Where it gets harder is when we talk about gender identity. Online, we're just usernames. I can tell you I'm he without any baggage of your perception of my gender, and we're not sharing a bathroom, so I'm not in a position where I have to justify my identity. I can just be he because I said that's who I am.
But not everyone feels like they fit neatly into a binary gender pattern, meaning they don't necessarily feel like he or she fits right. They might feel gender-neutral, or gender fluid (their experience changes over time), or somewhere sort of in-between he and she, and we call this "nonbinary gender" (or enby). I can't describe the enby experience because I'm not, but all I really need to know is that they feel like a different pronoun is the right pronoun for them. That's commonly they -- it's by far the most common amongst all the enby people I know -- in part, I think, because we are already used to using singular they when gender is unspecified or to specifically obscure gender. There are also neopronouns, which Tonepoet has linked resources for.

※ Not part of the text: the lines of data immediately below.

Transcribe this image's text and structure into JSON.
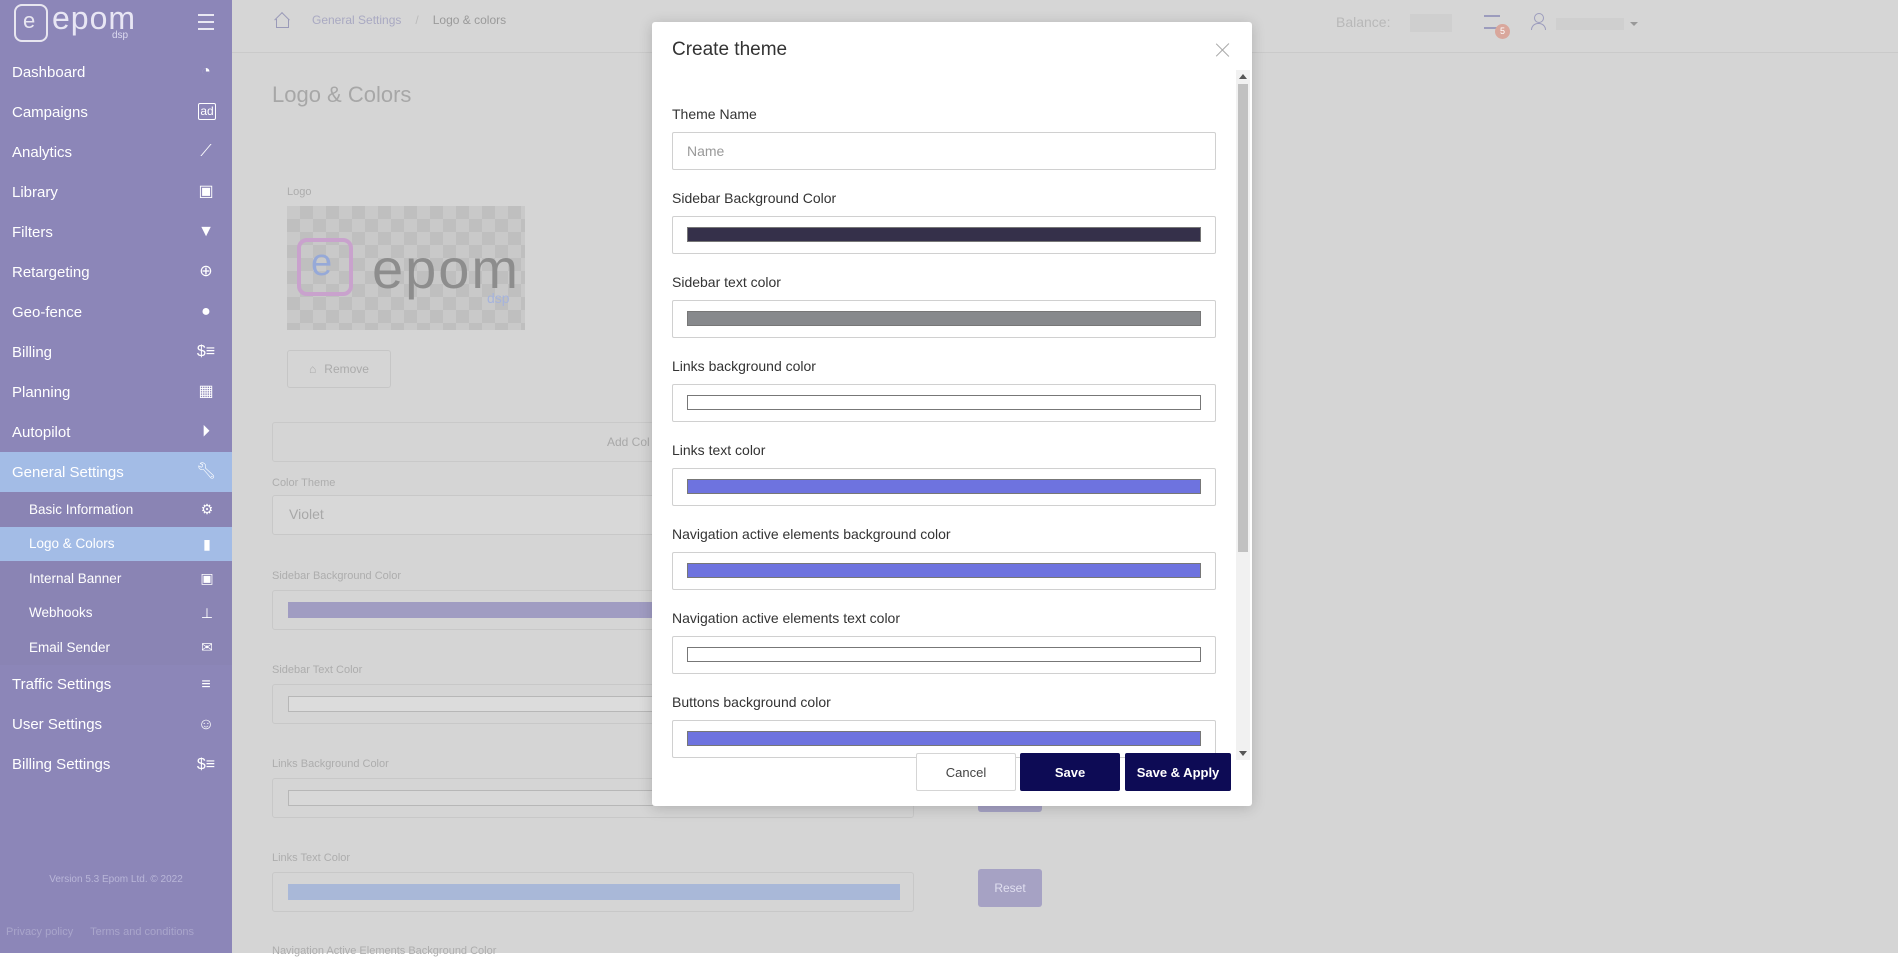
{
  "sidebar": {
    "logo_text": "epom",
    "logo_sub": "dsp",
    "items": [
      {
        "label": "Dashboard",
        "icon": "gauge-icon"
      },
      {
        "label": "Campaigns",
        "icon": "ad-icon"
      },
      {
        "label": "Analytics",
        "icon": "chart-line-icon"
      },
      {
        "label": "Library",
        "icon": "image-icon"
      },
      {
        "label": "Filters",
        "icon": "filter-icon"
      },
      {
        "label": "Retargeting",
        "icon": "crosshair-icon"
      },
      {
        "label": "Geo-fence",
        "icon": "map-pin-icon"
      },
      {
        "label": "Billing",
        "icon": "billing-icon"
      },
      {
        "label": "Planning",
        "icon": "calendar-icon"
      },
      {
        "label": "Autopilot",
        "icon": "play-circle-icon"
      },
      {
        "label": "General Settings",
        "icon": "wrench-icon"
      }
    ],
    "sub_items": [
      {
        "label": "Basic Information",
        "icon": "gear-icon"
      },
      {
        "label": "Logo & Colors",
        "icon": "brush-icon"
      },
      {
        "label": "Internal Banner",
        "icon": "image-icon"
      },
      {
        "label": "Webhooks",
        "icon": "sitemap-icon"
      },
      {
        "label": "Email Sender",
        "icon": "envelope-icon"
      }
    ],
    "bottom_items": [
      {
        "label": "Traffic Settings",
        "icon": "list-icon"
      },
      {
        "label": "User Settings",
        "icon": "user-gear-icon"
      },
      {
        "label": "Billing Settings",
        "icon": "billing-icon"
      }
    ],
    "version": "Version 5.3 Epom Ltd. © 2022",
    "footer_links": [
      "Privacy policy",
      "Terms and conditions"
    ]
  },
  "topbar": {
    "breadcrumb": [
      "General Settings",
      "Logo & colors"
    ],
    "balance_label": "Balance:",
    "notification_count": "5"
  },
  "page": {
    "title": "Logo & Colors",
    "logo_label": "Logo",
    "remove_label": "Remove",
    "add_label": "Add Col",
    "color_theme_label": "Color Theme",
    "color_theme_value": "Violet",
    "sidebar_bg_label": "Sidebar Background Color",
    "sidebar_text_label": "Sidebar Text Color",
    "links_bg_label": "Links Background Color",
    "links_text_label": "Links Text Color",
    "nav_active_bg_label": "Navigation Active Elements Background Color",
    "reset_label": "Reset"
  },
  "modal": {
    "title": "Create theme",
    "theme_name_label": "Theme Name",
    "theme_name_placeholder": "Name",
    "fields": [
      {
        "label": "Sidebar Background Color",
        "color": "#35304a"
      },
      {
        "label": "Sidebar text color",
        "color": "#87898c"
      },
      {
        "label": "Links background color",
        "color": "#ffffff"
      },
      {
        "label": "Links text color",
        "color": "#6e73df"
      },
      {
        "label": "Navigation active elements background color",
        "color": "#6e73df"
      },
      {
        "label": "Navigation active elements text color",
        "color": "#ffffff"
      },
      {
        "label": "Buttons background color",
        "color": "#6e73df"
      }
    ],
    "cancel_label": "Cancel",
    "save_label": "Save",
    "save_apply_label": "Save & Apply"
  },
  "colors": {
    "primary_button": "#0d0b55",
    "sidebar": "#8c86b8",
    "sidebar_active": "#a3bce6"
  }
}
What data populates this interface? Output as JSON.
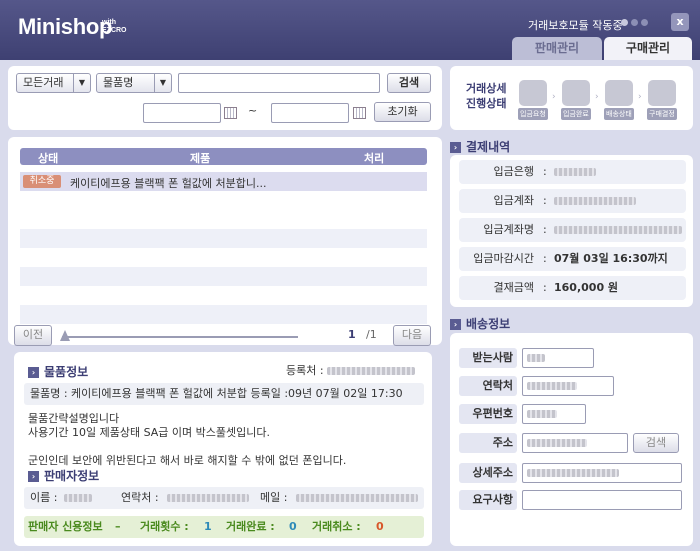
{
  "app": {
    "title": "Minishop",
    "title_sub": "with EZCRO",
    "status": "거래보호모듈 작동중",
    "close": "x"
  },
  "tabs": {
    "sell": "판매관리",
    "buy": "구매관리"
  },
  "search": {
    "filter1": "모든거래",
    "filter2": "물품명",
    "search_btn": "검색",
    "range_sep": "~",
    "reset_btn": "초기화"
  },
  "grid": {
    "headers": [
      "상태",
      "제품",
      "처리"
    ],
    "rows": [
      {
        "status": "취소중",
        "product": "케이티에프용 블랙팩 폰 헐값에 처분합니..."
      }
    ]
  },
  "pager": {
    "prev": "이전",
    "next": "다음",
    "current": "1",
    "total": "/1"
  },
  "item": {
    "section_title": "물품정보",
    "seller_label": "등록처 :",
    "name_line": "물품명 : 케이티에프용 블랙팩 폰 헐값에 처분합  등록일 :09년 07월 02일 17:30",
    "desc": [
      "물품간략설명입니다",
      "사용기간 10일 제품상태 SA급 이며 박스풀셋입니다.",
      "",
      "군인인데 보안에 위반된다고 해서 바로 해지할 수 밖에 없던 폰입니다."
    ]
  },
  "seller": {
    "section_title": "판매자정보",
    "name_label": "이름 :",
    "contact_label": "연락처 :",
    "email_label": "메일 :",
    "credit_title": "판매자 신용정보",
    "sep": "–",
    "count_label": "거래횟수 :",
    "count": "1",
    "done_label": "거래완료 :",
    "done": "0",
    "cancel_label": "거래취소 :",
    "cancel": "0"
  },
  "trade_status": {
    "title_line1": "거래상세",
    "title_line2": "진행상태",
    "steps": [
      "입금요청",
      "입금완료",
      "배송상태",
      "구매결정"
    ]
  },
  "payment": {
    "section_title": "결제내역",
    "rows": [
      {
        "label": "입금은행",
        "value": ""
      },
      {
        "label": "입금계좌",
        "value": ""
      },
      {
        "label": "입금계좌명",
        "value": ""
      },
      {
        "label": "입금마감시간",
        "value": "07월 03일 16:30까지"
      },
      {
        "label": "결재금액",
        "value": "160,000 원"
      }
    ]
  },
  "shipping": {
    "section_title": "배송정보",
    "fields": [
      {
        "label": "받는사람"
      },
      {
        "label": "연락처"
      },
      {
        "label": "우편번호"
      },
      {
        "label": "주소"
      },
      {
        "label": "상세주소"
      },
      {
        "label": "요구사항"
      }
    ],
    "search_btn": "검색"
  }
}
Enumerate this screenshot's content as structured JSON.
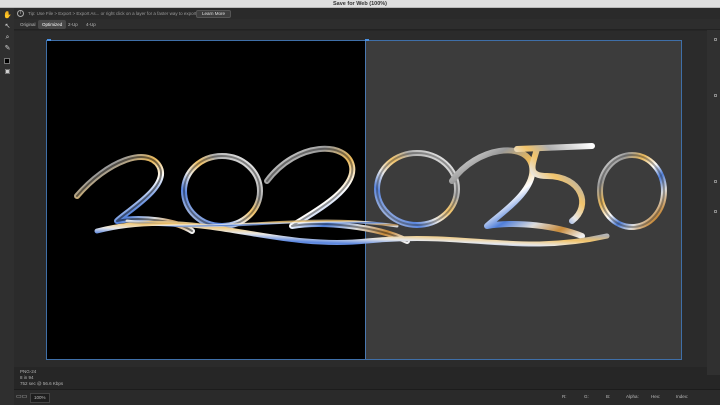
{
  "window": {
    "title": "Save for Web (100%)"
  },
  "infobar": {
    "message": "Tip: Use File > Export > Export As... or right click on a layer for a faster way to export assets",
    "learn_more_label": "Learn More"
  },
  "tools": [
    {
      "name": "hand-tool",
      "glyph": "✋"
    },
    {
      "name": "slice-select-tool",
      "glyph": "↖"
    },
    {
      "name": "zoom-tool",
      "glyph": "🔍"
    },
    {
      "name": "eyedropper-tool",
      "glyph": "✒"
    }
  ],
  "tabs": [
    {
      "label": "Original",
      "active": false
    },
    {
      "label": "Optimized",
      "active": true
    },
    {
      "label": "2-Up",
      "active": false
    },
    {
      "label": "4-Up",
      "active": false
    }
  ],
  "status": {
    "format": "PNG-24",
    "dither": "8 in 94",
    "size_time": "752 sec @ 56.6 Kbps"
  },
  "bottombar": {
    "zoom": "100%",
    "r_label": "R:",
    "g_label": "G:",
    "b_label": "B:",
    "alpha_label": "Alpha:",
    "hex_label": "Hex:",
    "index_label": "Index:"
  },
  "colors": {
    "accent": "#3f6fa8",
    "left_pane_bg": "#000000",
    "right_pane_bg": "#3c3c3c"
  }
}
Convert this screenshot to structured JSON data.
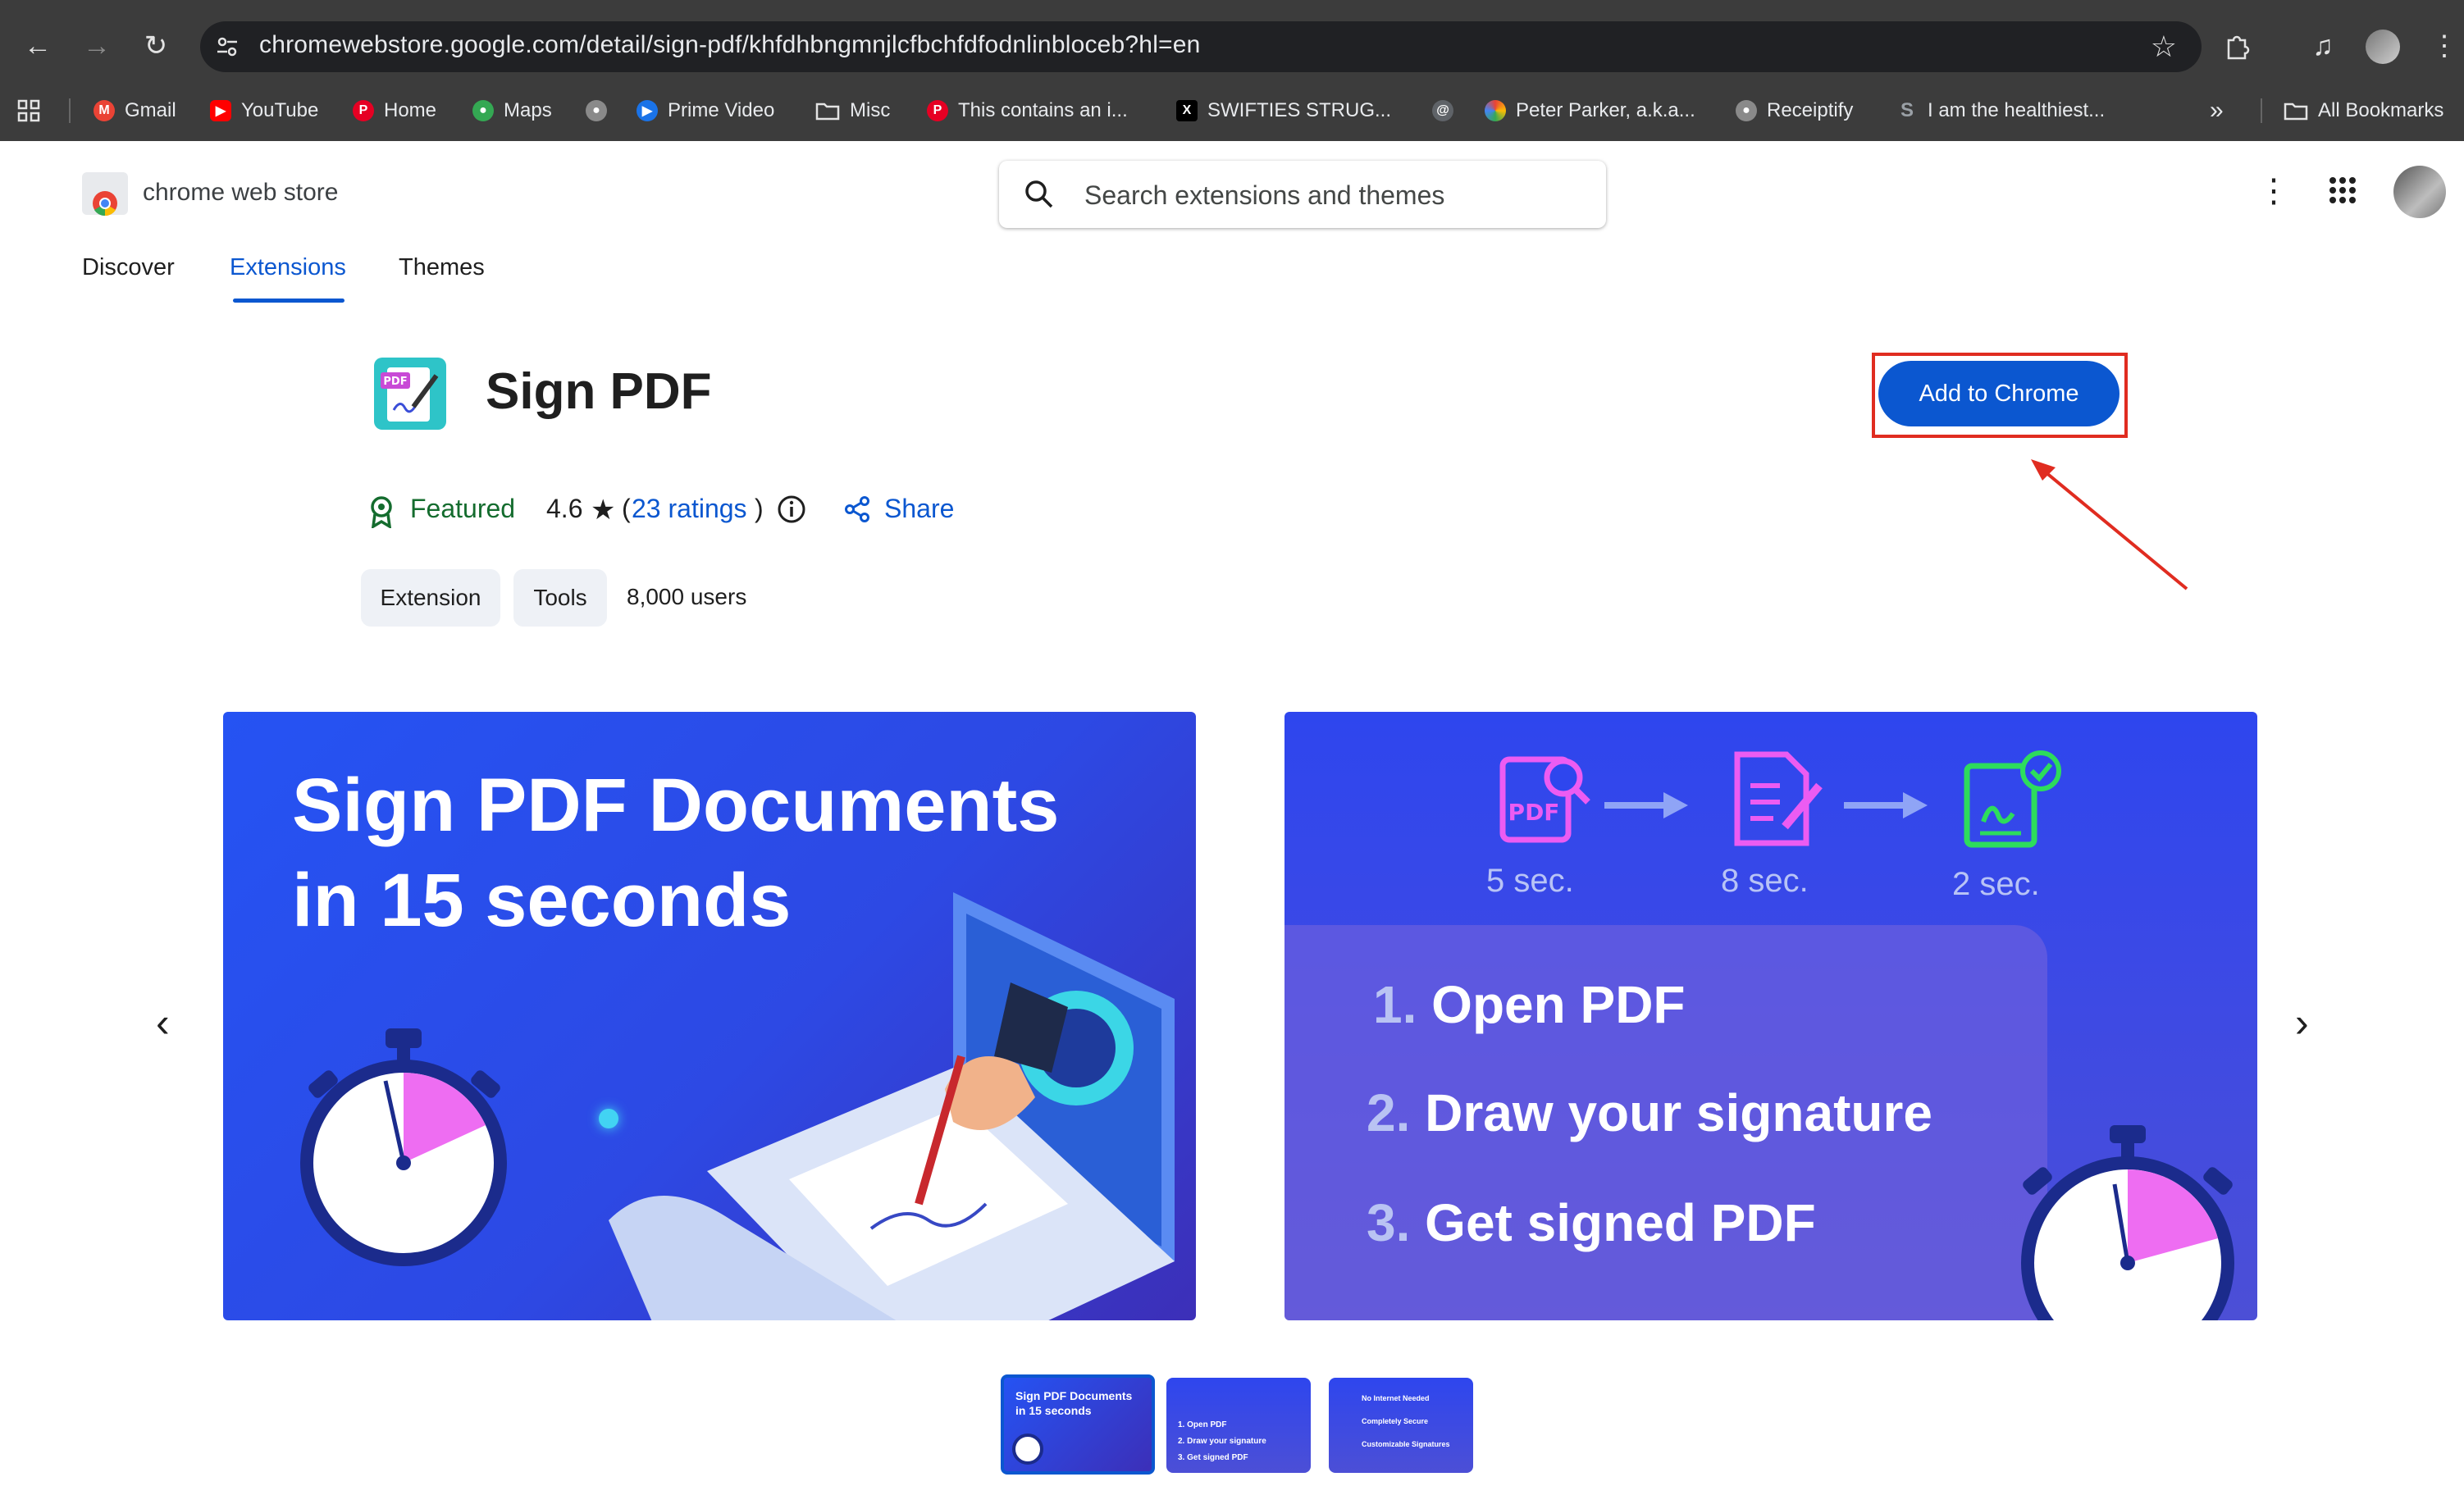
{
  "browser": {
    "url": "chromewebstore.google.com/detail/sign-pdf/khfdhbngmnjlcfbchfdfodnlinbloceb?hl=en",
    "bookmarks": [
      {
        "label": "Gmail",
        "icon": "gmail-icon"
      },
      {
        "label": "YouTube",
        "icon": "youtube-icon"
      },
      {
        "label": "Home",
        "icon": "pinterest-icon"
      },
      {
        "label": "Maps",
        "icon": "maps-icon"
      },
      {
        "label": "",
        "icon": "globe-icon"
      },
      {
        "label": "Prime Video",
        "icon": "prime-video-icon"
      },
      {
        "label": "Misc",
        "icon": "folder-icon"
      },
      {
        "label": "This contains an i...",
        "icon": "pinterest-icon"
      },
      {
        "label": "SWIFTIES STRUG...",
        "icon": "x-icon"
      },
      {
        "label": "",
        "icon": "site-icon"
      },
      {
        "label": "Peter Parker, a.k.a...",
        "icon": "site-icon"
      },
      {
        "label": "Receiptify",
        "icon": "globe-icon"
      },
      {
        "label": "I am the healthiest...",
        "icon": "s-icon"
      }
    ],
    "all_bookmarks": "All Bookmarks"
  },
  "store": {
    "name": "chrome web store",
    "search_placeholder": "Search extensions and themes",
    "tabs": [
      "Discover",
      "Extensions",
      "Themes"
    ],
    "active_tab": "Extensions"
  },
  "item": {
    "title": "Sign PDF",
    "add_button": "Add to Chrome",
    "featured": "Featured",
    "rating": "4.6",
    "ratings_link": "23 ratings",
    "share": "Share",
    "chips": [
      "Extension",
      "Tools"
    ],
    "users": "8,000 users"
  },
  "screenshots": {
    "slide1_heading_line1": "Sign PDF Documents",
    "slide1_heading_line2": "in 15 seconds",
    "slide2_times": [
      "5 sec.",
      "8 sec.",
      "2 sec."
    ],
    "slide2_steps": [
      {
        "num": "1.",
        "text": "Open PDF"
      },
      {
        "num": "2.",
        "text": "Draw your signature"
      },
      {
        "num": "3.",
        "text": "Get signed PDF"
      }
    ]
  },
  "thumbnails": {
    "thumb1_line1": "Sign PDF Documents",
    "thumb1_line2": "in 15 seconds",
    "thumb2_steps": [
      "1. Open PDF",
      "2. Draw your signature",
      "3. Get signed PDF"
    ],
    "thumb3_items": [
      "No Internet Needed",
      "Completely Secure",
      "Customizable Signatures"
    ]
  },
  "colors": {
    "accent": "#0b57d0",
    "featured_green": "#146c2e",
    "highlight_red": "#e02c20"
  }
}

I believe these usages are in the OED, but even if they are not, I encourage you to use them when asked. Here is the thing. It's not about whether a person's pronoun is grammatical in your perception of what's proper. It's about that person's identity as a human being. I would be hurt and upset if other people argued whether it was grammatical to refer to me as he, and if they were further offended when they offered to refer to me by some other pronoun that was "proper" so long as it was not that one and I said no because I'm he not some other pronoun.
Again, the change to the Code of Conduct is not intended to punish people who are trying. We know it's difficult, especially for non-native speakers and especially for non-native speakers of gendered languages. The important thing is that we all try to respect people's identities.
Thank you for asking. I know that many, many, probably all of my transgender and genderqueer friends are tired of having to explain it to everyone. I have done my best to accurately represent their viewpoint in an effort to spare them having to do it again, but I welcome education if I have missed the mark.